INSTRUCTIONS TO FOLLOW — Your answer must be a word-for-word copy of the data.

RECORDS SHOWN —
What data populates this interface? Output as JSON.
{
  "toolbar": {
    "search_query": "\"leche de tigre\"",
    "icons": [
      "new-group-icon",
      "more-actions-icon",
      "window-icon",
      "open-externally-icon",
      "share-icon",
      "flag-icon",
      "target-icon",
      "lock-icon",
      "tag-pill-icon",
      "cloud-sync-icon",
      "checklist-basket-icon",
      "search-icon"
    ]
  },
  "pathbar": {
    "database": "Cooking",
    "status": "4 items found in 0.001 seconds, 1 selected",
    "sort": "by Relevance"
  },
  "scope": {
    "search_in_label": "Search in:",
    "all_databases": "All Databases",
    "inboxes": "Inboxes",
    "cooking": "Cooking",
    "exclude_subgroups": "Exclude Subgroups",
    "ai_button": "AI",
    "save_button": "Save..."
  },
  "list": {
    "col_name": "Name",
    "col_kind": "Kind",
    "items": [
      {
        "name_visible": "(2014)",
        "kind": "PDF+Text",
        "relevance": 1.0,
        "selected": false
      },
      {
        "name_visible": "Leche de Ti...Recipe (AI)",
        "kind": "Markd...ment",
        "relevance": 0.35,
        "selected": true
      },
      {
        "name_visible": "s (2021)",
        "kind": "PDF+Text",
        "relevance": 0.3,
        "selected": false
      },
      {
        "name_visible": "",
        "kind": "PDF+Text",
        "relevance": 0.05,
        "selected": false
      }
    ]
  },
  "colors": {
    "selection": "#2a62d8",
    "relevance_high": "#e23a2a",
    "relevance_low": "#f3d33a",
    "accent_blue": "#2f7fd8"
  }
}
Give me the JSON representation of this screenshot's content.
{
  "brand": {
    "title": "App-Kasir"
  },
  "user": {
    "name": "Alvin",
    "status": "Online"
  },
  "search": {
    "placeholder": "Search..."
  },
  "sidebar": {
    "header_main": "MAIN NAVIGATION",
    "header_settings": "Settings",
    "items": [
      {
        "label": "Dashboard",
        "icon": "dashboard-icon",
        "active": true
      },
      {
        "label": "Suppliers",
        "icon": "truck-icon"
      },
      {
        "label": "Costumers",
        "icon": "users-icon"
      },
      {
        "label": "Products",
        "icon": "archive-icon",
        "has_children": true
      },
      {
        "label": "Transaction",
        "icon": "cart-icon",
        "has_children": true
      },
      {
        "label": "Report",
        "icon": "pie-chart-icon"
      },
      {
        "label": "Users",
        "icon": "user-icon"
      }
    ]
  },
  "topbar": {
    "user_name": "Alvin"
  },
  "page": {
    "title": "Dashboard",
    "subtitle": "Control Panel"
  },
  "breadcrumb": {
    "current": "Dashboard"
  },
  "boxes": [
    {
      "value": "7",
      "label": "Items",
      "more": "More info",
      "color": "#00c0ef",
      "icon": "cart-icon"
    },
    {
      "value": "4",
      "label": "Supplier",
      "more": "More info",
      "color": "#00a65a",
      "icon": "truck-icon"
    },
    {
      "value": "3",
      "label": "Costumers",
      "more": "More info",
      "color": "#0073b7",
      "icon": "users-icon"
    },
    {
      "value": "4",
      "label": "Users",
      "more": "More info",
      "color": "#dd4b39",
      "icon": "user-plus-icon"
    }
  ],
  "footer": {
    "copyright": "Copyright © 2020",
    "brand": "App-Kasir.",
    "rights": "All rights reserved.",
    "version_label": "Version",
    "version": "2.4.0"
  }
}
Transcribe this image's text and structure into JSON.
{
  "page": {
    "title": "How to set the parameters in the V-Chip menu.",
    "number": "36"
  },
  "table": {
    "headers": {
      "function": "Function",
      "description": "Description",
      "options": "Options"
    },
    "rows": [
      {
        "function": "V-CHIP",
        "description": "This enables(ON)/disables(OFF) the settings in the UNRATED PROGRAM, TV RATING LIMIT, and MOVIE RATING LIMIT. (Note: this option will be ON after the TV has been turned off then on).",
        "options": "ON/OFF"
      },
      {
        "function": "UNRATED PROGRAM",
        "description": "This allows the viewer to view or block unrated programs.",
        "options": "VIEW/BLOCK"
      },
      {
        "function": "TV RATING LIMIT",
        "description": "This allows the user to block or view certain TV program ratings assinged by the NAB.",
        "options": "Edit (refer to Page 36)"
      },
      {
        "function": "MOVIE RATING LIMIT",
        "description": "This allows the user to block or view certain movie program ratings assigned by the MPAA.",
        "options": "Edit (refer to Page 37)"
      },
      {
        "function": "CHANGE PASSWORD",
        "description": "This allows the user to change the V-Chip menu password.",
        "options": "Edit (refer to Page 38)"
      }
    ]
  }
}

EXERCISE OUTPUT —
What data populates this interface? Output as JSON.
{
  "toolbar": {
    "search_query": "\"leche de tigre\"",
    "icons": [
      "new-group-icon",
      "more-actions-icon",
      "window-icon",
      "open-externally-icon",
      "share-icon",
      "flag-icon",
      "target-icon",
      "lock-icon",
      "tag-pill-icon",
      "cloud-sync-icon",
      "checklist-basket-icon",
      "search-icon"
    ]
  },
  "pathbar": {
    "database": "Cooking",
    "status": "4 items found in 0.001 seconds, 1 selected",
    "sort": "by Relevance"
  },
  "scope": {
    "search_in_label": "Search in:",
    "all_databases": "All Databases",
    "inboxes": "Inboxes",
    "cooking": "Cooking",
    "exclude_subgroups": "Exclude Subgroups",
    "ai_button": "AI",
    "save_button": "Save..."
  },
  "list": {
    "col_name": "Name",
    "col_kind": "Kind",
    "items": [
      {
        "name_visible": "(2014)",
        "kind": "PDF+Text",
        "relevance": 1.0,
        "selected": false
      },
      {
        "name_visible": "Leche de Ti...Recipe (AI)",
        "kind": "Markd...ment",
        "relevance": 0.35,
        "selected": true
      },
      {
        "name_visible": "s (2021)",
        "kind": "PDF+Text",
        "relevance": 0.3,
        "selected": false
      },
      {
        "name_visible": "",
        "kind": "PDF+Text",
        "relevance": 0.05,
        "selected": false
      }
    ]
  },
  "colors": {
    "selection": "#2a62d8",
    "relevance_high": "#e23a2a",
    "relevance_low": "#f3d33a",
    "accent_blue": "#2f7fd8"
  }
}
Give me the JSON representation of this screenshot's content.
{
  "brand": {
    "title": "App-Kasir"
  },
  "user": {
    "name": "Alvin",
    "status": "Online"
  },
  "search": {
    "placeholder": "Search..."
  },
  "sidebar": {
    "header_main": "MAIN NAVIGATION",
    "header_settings": "Settings",
    "items": [
      {
        "label": "Dashboard",
        "icon": "dashboard-icon",
        "active": true
      },
      {
        "label": "Suppliers",
        "icon": "truck-icon"
      },
      {
        "label": "Costumers",
        "icon": "users-icon"
      },
      {
        "label": "Products",
        "icon": "archive-icon",
        "has_children": true
      },
      {
        "label": "Transaction",
        "icon": "cart-icon",
        "has_children": true
      },
      {
        "label": "Report",
        "icon": "pie-chart-icon"
      },
      {
        "label": "Users",
        "icon": "user-icon"
      }
    ]
  },
  "topbar": {
    "user_name": "Alvin"
  },
  "page": {
    "title": "Dashboard",
    "subtitle": "Control Panel"
  },
  "breadcrumb": {
    "current": "Dashboard"
  },
  "boxes": [
    {
      "value": "7",
      "label": "Items",
      "more": "More info",
      "color": "#00c0ef",
      "icon": "cart-icon"
    },
    {
      "value": "4",
      "label": "Supplier",
      "more": "More info",
      "color": "#00a65a",
      "icon": "truck-icon"
    },
    {
      "value": "3",
      "label": "Costumers",
      "more": "More info",
      "color": "#0073b7",
      "icon": "users-icon"
    },
    {
      "value": "4",
      "label": "Users",
      "more": "More info",
      "color": "#dd4b39",
      "icon": "user-plus-icon"
    }
  ],
  "footer": {
    "copyright": "Copyright © 2020",
    "brand": "App-Kasir.",
    "rights": "All rights reserved.",
    "version_label": "Version",
    "version": "2.4.0"
  }
}
Transcribe this image's text and structure into JSON.
{
  "page": {
    "title": "How to set the parameters in the V-Chip menu.",
    "number": "36"
  },
  "table": {
    "headers": {
      "function": "Function",
      "description": "Description",
      "options": "Options"
    },
    "rows": [
      {
        "function": "V-CHIP",
        "description": "This enables(ON)/disables(OFF) the settings in the UNRATED PROGRAM, TV RATING LIMIT, and MOVIE RATING LIMIT. (Note: this option will be ON after the TV has been turned off then on).",
        "options": "ON/OFF"
      },
      {
        "function": "UNRATED PROGRAM",
        "description": "This allows the viewer to view or block unrated programs.",
        "options": "VIEW/BLOCK"
      },
      {
        "function": "TV RATING LIMIT",
        "description": "This allows the user to block or view certain TV program ratings assinged by the NAB.",
        "options": "Edit (refer to Page 36)"
      },
      {
        "function": "MOVIE RATING LIMIT",
        "description": "This allows the user to block or view certain movie program ratings assigned by the MPAA.",
        "options": "Edit (refer to Page 37)"
      },
      {
        "function": "CHANGE PASSWORD",
        "description": "This allows the user to change the V-Chip menu password.",
        "options": "Edit (refer to Page 38)"
      }
    ]
  }
}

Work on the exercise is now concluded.